[Extracted records — start]

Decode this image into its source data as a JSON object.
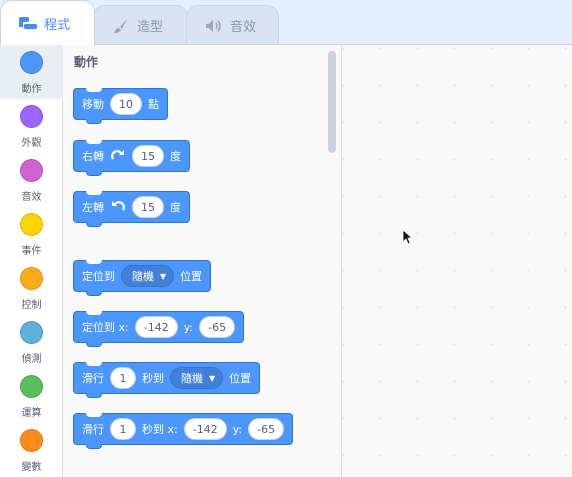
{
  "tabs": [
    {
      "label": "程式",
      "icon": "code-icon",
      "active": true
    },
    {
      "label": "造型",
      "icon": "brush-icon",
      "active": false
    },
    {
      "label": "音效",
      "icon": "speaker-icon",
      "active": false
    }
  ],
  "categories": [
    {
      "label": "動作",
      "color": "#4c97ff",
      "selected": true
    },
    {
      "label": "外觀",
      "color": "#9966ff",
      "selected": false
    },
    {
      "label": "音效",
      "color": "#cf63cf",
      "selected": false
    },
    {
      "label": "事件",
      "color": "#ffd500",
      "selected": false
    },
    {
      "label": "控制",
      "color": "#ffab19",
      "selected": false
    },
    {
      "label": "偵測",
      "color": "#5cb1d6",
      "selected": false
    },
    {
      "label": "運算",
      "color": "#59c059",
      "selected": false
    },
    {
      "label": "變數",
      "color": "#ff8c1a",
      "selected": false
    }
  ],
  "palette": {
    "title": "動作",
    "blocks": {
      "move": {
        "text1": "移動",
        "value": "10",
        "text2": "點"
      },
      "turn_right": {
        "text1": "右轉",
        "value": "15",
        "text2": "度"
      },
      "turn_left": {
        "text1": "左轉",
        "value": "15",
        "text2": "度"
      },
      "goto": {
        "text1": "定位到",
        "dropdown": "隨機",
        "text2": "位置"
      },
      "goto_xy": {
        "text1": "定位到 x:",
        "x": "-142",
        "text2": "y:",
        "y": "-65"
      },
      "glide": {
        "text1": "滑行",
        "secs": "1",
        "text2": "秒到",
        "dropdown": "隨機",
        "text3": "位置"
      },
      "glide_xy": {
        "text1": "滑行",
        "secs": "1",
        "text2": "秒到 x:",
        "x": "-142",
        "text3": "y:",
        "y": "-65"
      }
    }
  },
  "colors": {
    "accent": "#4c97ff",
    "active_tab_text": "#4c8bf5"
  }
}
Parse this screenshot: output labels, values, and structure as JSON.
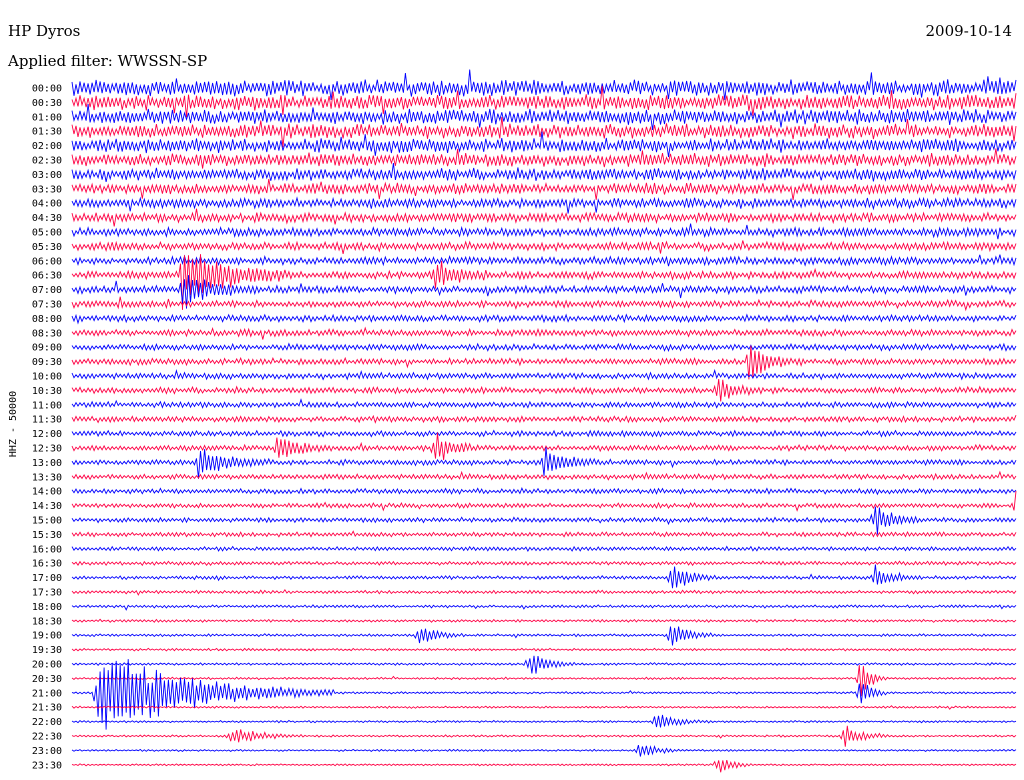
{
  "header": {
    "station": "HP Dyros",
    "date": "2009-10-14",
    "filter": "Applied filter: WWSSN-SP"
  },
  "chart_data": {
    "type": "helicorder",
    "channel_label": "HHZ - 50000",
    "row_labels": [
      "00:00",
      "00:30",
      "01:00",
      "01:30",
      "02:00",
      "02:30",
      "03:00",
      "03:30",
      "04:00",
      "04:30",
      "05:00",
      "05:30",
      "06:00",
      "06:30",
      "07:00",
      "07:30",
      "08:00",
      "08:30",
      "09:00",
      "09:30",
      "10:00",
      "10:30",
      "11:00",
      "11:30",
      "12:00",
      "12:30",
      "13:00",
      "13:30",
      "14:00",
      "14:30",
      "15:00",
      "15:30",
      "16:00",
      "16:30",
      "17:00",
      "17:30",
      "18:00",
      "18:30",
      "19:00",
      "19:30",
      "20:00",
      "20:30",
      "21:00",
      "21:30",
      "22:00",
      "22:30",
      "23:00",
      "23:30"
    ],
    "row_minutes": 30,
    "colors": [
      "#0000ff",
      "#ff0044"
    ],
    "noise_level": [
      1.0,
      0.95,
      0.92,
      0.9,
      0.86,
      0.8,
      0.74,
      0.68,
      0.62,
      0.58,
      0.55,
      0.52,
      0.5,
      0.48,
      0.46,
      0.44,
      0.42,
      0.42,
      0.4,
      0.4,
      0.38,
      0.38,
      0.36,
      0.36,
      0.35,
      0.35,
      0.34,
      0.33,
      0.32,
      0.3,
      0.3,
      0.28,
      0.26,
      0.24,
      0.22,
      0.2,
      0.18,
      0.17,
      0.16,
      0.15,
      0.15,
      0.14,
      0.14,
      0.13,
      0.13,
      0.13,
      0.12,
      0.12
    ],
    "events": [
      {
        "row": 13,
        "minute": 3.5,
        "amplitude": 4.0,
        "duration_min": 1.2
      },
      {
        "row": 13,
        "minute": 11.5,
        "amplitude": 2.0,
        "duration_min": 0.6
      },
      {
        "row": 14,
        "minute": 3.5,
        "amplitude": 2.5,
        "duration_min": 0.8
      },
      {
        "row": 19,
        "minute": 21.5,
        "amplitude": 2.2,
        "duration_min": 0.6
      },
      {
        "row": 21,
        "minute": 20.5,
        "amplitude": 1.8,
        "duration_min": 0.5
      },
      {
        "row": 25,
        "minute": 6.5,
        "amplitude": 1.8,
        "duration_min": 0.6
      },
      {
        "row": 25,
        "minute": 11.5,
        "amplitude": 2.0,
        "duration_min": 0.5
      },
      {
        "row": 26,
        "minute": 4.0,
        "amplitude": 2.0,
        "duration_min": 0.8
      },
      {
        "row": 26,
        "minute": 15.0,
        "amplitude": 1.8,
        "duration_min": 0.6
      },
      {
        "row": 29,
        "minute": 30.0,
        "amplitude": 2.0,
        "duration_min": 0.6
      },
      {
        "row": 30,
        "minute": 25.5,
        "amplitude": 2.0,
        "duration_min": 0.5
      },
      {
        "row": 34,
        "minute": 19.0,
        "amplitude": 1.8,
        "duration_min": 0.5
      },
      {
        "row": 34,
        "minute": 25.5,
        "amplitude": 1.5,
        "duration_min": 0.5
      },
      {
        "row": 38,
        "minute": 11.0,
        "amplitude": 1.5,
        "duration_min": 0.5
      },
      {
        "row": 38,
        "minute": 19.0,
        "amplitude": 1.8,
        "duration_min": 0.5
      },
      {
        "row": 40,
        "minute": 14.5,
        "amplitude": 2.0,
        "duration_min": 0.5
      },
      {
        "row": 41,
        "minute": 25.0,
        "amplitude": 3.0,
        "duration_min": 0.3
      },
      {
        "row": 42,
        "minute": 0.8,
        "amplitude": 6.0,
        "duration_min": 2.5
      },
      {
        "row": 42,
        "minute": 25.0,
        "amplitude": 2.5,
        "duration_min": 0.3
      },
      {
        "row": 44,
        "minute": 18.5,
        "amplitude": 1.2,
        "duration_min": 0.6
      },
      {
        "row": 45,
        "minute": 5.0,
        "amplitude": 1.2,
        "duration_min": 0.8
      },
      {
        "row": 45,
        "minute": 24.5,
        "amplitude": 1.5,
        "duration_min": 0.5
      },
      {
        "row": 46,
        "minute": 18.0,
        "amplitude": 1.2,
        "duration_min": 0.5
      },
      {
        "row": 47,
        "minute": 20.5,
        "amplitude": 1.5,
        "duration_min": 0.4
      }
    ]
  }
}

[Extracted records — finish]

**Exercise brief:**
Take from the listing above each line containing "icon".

**Solution:**
      "icon": "code-icon",
      "icon": "brush-icon",
      "icon": "speaker-icon",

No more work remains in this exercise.